The William S. Richardson School of Law is taking a leading role for the University of Hawaiʻi as the IUCN, or the International Union for the Conservation of Nature, opens its international congress at the Hawaiʻi Convention Center, September 1–10 to consider far-ranging global environmental concerns.

Planners are hoping President Barack Obama will address the September 1 opening session at the Neal Blaisdell Center, although his attendance is not confirmed.

Since the IUCN announced Honolulu as the congress host, the University of Hawaiʻ at Mānoa law school and its Environmental Law Program have conducted programs and projects to engage University of Hawaiʻ at Mānoa law students — as well as students from five other American and international law schools — who are deeply involved in global environmental issues.

“This is an historic moment in time for Hawaiʻi and the Pacific,” said Associate Law School Dean Denise Antolini. She called the role of students as fully engaged players in this conservation congress “a once-in-a-lifetime opportunity.”

Actions by the congress will be key elements in two newly developed courses that incorporate “real time” attendance at the IUCN congress by Richardson law school students.

One course, taught by Professor Maxine Burkett, focuses on climate change during the IUCN forum; the other, taught by Associate Law School Dean Denise Antolini, focuses on “motions“ work during the IUCN members assembly.

At 5 p.m. during each weekday session of the congress, UH Mānoa law students will offer a five-minute overview through ThinkTech Hawaiʻi of what happened that day. Go to #ELP_IUCN to participate in the discussion or ask questions. The daily summary will be posted on YouTube by ThinkTech.

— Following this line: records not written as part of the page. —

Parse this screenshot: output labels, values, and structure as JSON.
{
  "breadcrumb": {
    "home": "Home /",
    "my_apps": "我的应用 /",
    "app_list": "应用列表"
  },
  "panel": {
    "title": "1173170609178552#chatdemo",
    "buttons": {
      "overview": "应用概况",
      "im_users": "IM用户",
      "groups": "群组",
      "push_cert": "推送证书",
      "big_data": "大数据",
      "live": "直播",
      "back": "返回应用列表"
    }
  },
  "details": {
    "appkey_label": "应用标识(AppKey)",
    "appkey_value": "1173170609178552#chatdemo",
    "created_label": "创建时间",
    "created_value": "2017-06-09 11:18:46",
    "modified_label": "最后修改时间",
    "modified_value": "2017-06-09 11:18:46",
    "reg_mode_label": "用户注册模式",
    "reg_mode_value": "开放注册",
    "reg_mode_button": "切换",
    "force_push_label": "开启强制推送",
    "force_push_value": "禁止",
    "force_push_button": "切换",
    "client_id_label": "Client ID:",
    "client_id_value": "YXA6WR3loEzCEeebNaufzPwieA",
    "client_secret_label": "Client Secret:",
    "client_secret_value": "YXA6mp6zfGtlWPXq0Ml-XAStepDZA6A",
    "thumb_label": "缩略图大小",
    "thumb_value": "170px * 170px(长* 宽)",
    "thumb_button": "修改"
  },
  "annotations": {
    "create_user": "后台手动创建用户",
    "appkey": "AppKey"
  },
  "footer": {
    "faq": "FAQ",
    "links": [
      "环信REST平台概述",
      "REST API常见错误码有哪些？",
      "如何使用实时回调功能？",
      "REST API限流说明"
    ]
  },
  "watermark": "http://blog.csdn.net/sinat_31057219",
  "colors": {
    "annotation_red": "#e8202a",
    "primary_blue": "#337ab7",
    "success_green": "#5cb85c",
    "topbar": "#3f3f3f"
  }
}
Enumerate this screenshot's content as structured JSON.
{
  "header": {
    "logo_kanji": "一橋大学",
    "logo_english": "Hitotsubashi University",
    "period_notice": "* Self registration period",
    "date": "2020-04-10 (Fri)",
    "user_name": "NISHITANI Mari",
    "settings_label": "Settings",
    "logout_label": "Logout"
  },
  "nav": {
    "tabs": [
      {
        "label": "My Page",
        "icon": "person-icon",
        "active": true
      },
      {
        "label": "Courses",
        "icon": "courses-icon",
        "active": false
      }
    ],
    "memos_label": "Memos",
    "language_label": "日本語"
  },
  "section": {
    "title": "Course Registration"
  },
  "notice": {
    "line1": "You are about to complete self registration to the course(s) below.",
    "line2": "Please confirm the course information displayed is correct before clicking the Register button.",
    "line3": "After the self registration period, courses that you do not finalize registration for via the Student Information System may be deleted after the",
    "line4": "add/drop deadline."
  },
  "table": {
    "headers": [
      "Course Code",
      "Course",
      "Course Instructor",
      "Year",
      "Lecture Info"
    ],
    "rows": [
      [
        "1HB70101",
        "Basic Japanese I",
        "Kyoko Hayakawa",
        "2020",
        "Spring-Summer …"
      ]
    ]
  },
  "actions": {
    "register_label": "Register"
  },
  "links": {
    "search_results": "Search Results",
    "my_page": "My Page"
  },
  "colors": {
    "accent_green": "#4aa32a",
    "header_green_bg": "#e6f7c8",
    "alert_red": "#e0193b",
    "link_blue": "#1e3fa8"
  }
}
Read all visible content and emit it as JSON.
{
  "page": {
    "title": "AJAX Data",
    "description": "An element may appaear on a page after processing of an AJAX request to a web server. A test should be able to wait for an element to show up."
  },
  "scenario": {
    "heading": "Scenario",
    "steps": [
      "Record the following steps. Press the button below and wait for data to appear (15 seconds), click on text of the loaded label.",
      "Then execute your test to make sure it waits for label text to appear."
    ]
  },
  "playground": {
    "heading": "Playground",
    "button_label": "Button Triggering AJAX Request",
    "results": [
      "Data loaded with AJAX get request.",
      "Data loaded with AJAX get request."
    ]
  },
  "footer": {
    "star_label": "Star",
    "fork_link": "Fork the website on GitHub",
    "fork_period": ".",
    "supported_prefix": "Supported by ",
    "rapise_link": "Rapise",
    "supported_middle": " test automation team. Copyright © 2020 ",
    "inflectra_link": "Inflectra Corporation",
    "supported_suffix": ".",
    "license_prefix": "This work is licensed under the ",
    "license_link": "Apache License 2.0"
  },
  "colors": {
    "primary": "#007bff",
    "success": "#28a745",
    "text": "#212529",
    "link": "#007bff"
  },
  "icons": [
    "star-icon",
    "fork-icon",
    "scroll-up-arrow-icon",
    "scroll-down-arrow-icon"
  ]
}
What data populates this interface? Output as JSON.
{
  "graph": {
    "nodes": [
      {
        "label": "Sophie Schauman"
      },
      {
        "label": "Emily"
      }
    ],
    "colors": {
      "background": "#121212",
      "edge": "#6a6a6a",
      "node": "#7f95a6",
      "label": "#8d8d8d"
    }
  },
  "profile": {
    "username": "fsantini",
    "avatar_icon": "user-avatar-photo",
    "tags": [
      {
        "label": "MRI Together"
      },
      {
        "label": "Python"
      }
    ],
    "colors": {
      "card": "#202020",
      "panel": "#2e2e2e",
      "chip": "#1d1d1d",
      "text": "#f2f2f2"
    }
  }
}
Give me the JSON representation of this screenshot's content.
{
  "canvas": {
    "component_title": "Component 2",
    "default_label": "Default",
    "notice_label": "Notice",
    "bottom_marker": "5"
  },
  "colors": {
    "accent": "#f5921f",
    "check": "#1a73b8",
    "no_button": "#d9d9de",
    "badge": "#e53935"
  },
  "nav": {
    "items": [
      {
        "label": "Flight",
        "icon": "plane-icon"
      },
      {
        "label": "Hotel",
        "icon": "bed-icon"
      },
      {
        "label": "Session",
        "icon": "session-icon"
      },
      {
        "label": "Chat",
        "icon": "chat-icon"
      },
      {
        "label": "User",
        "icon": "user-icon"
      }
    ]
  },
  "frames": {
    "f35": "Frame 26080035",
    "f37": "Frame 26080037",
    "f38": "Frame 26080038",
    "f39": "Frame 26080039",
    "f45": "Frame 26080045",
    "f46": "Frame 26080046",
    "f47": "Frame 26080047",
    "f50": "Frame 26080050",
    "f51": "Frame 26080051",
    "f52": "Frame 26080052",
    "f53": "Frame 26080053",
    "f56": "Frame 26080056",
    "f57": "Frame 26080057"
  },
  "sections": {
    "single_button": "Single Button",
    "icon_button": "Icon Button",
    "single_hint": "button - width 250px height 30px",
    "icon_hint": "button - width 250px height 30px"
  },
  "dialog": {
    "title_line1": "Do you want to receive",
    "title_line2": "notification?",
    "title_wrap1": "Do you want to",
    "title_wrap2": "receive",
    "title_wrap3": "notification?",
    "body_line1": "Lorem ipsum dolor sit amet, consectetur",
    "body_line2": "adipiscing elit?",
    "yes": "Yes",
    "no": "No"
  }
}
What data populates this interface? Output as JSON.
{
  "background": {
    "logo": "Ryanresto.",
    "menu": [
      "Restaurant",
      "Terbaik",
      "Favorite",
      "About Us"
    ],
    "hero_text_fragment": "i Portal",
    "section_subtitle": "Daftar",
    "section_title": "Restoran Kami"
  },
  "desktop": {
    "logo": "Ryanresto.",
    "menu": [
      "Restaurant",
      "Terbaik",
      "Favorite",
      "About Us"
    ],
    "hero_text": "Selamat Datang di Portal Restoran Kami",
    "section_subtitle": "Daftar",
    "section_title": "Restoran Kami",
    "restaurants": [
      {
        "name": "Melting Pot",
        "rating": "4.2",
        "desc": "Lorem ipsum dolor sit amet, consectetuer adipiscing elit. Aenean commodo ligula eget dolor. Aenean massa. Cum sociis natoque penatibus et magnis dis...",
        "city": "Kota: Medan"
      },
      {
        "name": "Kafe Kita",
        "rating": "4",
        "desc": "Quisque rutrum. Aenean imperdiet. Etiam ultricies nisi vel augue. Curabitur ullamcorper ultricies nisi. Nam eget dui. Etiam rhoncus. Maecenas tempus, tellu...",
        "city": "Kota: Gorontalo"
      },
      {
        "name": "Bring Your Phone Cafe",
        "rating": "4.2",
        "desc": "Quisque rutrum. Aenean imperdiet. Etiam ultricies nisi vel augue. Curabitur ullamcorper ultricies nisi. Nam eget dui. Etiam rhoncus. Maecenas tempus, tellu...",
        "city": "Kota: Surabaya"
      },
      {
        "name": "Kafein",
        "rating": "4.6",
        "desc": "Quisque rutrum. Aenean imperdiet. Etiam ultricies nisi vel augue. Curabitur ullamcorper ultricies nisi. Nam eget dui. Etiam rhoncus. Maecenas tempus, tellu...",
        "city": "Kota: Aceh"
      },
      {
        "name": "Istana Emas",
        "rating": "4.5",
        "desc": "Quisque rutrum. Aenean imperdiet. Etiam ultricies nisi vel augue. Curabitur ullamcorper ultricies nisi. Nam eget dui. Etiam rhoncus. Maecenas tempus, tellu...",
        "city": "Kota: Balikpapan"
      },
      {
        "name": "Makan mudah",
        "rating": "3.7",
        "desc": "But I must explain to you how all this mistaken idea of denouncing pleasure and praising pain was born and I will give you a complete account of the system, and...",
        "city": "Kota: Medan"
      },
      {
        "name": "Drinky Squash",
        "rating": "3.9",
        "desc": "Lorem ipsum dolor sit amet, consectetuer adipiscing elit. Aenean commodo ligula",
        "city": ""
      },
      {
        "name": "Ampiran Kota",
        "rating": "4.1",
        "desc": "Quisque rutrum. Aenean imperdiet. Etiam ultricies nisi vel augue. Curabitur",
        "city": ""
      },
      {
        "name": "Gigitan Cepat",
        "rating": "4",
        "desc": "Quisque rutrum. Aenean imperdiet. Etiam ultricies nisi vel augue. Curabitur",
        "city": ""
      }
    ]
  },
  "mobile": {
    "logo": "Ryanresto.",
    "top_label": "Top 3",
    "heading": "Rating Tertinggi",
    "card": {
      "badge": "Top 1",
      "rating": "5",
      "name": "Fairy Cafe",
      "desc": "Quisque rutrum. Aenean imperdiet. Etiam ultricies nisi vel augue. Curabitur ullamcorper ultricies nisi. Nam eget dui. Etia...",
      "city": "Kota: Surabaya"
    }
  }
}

Antolini added, “Our commitment continues after the congress as well. Implementation of all the good and big ideas does not happen overnight; it takes a lot of hard collaborative work, and will involve our faculty and law students in cutting-edge global environmental law and policy issues for many years to come.”

For more information on the law school’s IUCN invovlement, read the full story on the William S. Richardson School of Law’s website.

Open to the public

The discussion “Judges and Nature” with School of Law Dean Avi Soifer and Antolini will be held on September 5, 11 a.m. These discussions will be held at the Hawaiʻi-Pacific Pavilion at the congress, and then continued at the Hawaiʻi Supreme Court that afternoon.

The discussion will be free and open to the public.

Source: A UH News story